If there’s one image of the March disasters that remains in the global consciousness, it is the Fukushima Daiichi nuclear power plant. Today, we know that fuel melted in three reactors, ranking Fukushima on par with Chernobyl in terms of the seriousness of the disaster. One year later, although major progress has been made, problems persist.
Over the past year, efforts have focused on stabilizing the reactors. In December, the government declared them to be in cold shutdown. Although the situation in the reactor cores is now stable, the nuclear fuel requires constant cooling. This has generated a lot of contaminated water that requires storage, prompting Tokyo Electric Power Company (TEPCO) to construct a nearby storage area of 1,100 tanks that can hold 180,000 tons of water. Aside from this water and the area in the immediate vicinity around the plant, the amount of radioactivity in the air or the ocean remains below levels that pose a threat to public health or marine organisms. It’s now believed that as much as 70 percent of the radioactive material released during the height of the disaster, by some estimates, was released into the Pacific Ocean, either by blowing out to sea or leaking from the plant. As a precaution against further leakage, TEPCO plans to seal about 17 acres of seabed near the cooling water intakes of the reactors this spring. While work will continue on the damaged reactors, decontamination efforts, infrastructure rebuilding, and a phased-return of residents are now underway.Enjoying this article? Click here to subscribe for full access. Just $5 a month.
Despite its mismanagement of the disaster, TEPCO remains an active entity responsible for providing electricity to as many as 45 million people. Still, public anger against TEPCO remains high. Earlier this month, shareholders of TEPCO filed a lawsuit against its executives. Suing for a historic amount of 5.5 trillion yen ($67.4 billion), the shareholders hope to use the money to compensate those affected by the disaster.

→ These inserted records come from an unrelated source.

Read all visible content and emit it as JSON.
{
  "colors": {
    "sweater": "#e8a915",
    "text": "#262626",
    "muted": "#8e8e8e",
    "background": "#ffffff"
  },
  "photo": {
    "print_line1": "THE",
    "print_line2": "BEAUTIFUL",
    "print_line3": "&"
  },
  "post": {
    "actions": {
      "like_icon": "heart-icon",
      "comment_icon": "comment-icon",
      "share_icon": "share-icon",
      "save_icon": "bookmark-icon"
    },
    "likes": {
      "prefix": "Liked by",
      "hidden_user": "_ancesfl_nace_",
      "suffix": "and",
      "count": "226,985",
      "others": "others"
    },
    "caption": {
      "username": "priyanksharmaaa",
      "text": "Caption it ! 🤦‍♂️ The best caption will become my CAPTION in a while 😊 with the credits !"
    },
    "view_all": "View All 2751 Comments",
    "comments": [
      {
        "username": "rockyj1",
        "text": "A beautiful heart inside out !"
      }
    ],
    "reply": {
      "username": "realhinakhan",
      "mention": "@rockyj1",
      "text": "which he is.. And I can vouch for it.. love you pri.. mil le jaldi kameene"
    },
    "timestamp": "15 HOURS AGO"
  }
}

Getting less attention, but just as important, is the fact that other nuclear plants have been slow in preparing protective measures to prevent similar Fukushima-type disasters. Shortly after the March disasters, the government called on plant operators to install/reinforce coastal levees and install strategies to prevent hydrogen explosions. Yet, according to the Asahi Shimbun, only three nuclear facilities will have levees by the end of 2012, while none will have measures to prevent hydrogen explosions. Given that Japan’s seismic activity means another earthquake and/or tsunami is only a matter of time, this lack of preparation is surprising.
Aside from Fukushima, there has been significant progress in other sectors. Consider first the economy. The disasters destroyed or badly damaged Japan’s supply chains and infrastructure throughout Tohoku. According to the Cabinet Office, this led to an annualized 6 percent contraction in the nominal GDP in the second quarter (April-June). Because the government and private sector worked to rapidly restore the supply chains and infrastructure, companies could quickly resume manufacturing. This led to Japan’s nominal GDP to grow at an annualized 5.6 percent in the third quarter (July-September), leading the economy back to pre-disaster levels. By the end of FY2011, although the economy slowed, economic indicators showed that industrial production, private consumption, machine orders, and automobile production have all returned to pre-disaster levels. While full-blown reconstruction efforts are still in their initial phase and exports remained hampered by a high yen, the Cabinet Office expects nominal GDP for FY2012 to grow at about 2 percent. This is because it’s believed that the economy will be driven by domestic demand as reconstruction efforts increase, thereby creating demand and employment.